SUPPLIED MATERIAL: Begin

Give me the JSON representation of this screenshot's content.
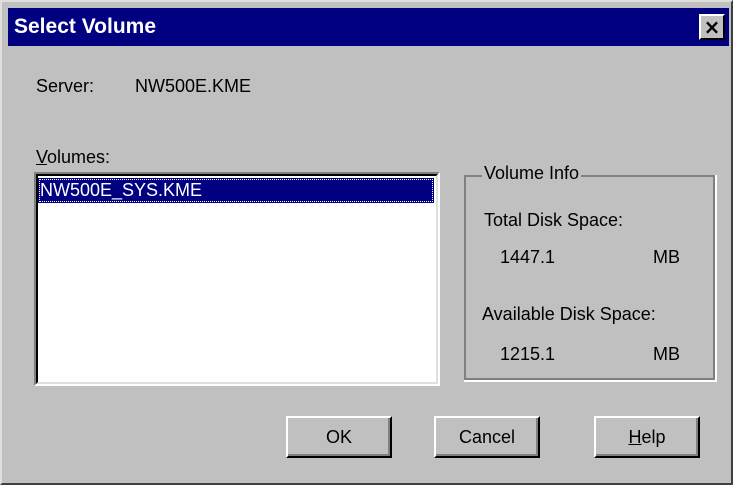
{
  "window": {
    "title": "Select Volume",
    "close_label": "×"
  },
  "server": {
    "label": "Server:",
    "value": "NW500E.KME"
  },
  "volumes": {
    "label_mnemonic": "V",
    "label_rest": "olumes:",
    "items": [
      "NW500E_SYS.KME"
    ],
    "selected_index": 0
  },
  "volume_info": {
    "title": "Volume Info",
    "total_label": "Total Disk Space:",
    "total_value": "1447.1",
    "total_unit": "MB",
    "available_label": "Available Disk Space:",
    "available_value": "1215.1",
    "available_unit": "MB"
  },
  "buttons": {
    "ok": "OK",
    "cancel": "Cancel",
    "help_mnemonic": "H",
    "help_rest": "elp"
  },
  "colors": {
    "titlebar": "#000080",
    "face": "#c0c0c0",
    "selection": "#000080"
  }
}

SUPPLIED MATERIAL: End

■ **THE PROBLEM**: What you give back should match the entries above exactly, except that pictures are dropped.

■ **ANSWER BOX**:
Give me the JSON representation of this screenshot's content.
{
  "window": {
    "title": "Select Volume",
    "close_label": "×"
  },
  "server": {
    "label": "Server:",
    "value": "NW500E.KME"
  },
  "volumes": {
    "label_mnemonic": "V",
    "label_rest": "olumes:",
    "items": [
      "NW500E_SYS.KME"
    ],
    "selected_index": 0
  },
  "volume_info": {
    "title": "Volume Info",
    "total_label": "Total Disk Space:",
    "total_value": "1447.1",
    "total_unit": "MB",
    "available_label": "Available Disk Space:",
    "available_value": "1215.1",
    "available_unit": "MB"
  },
  "buttons": {
    "ok": "OK",
    "cancel": "Cancel",
    "help_mnemonic": "H",
    "help_rest": "elp"
  },
  "colors": {
    "titlebar": "#000080",
    "face": "#c0c0c0",
    "selection": "#000080"
  }
}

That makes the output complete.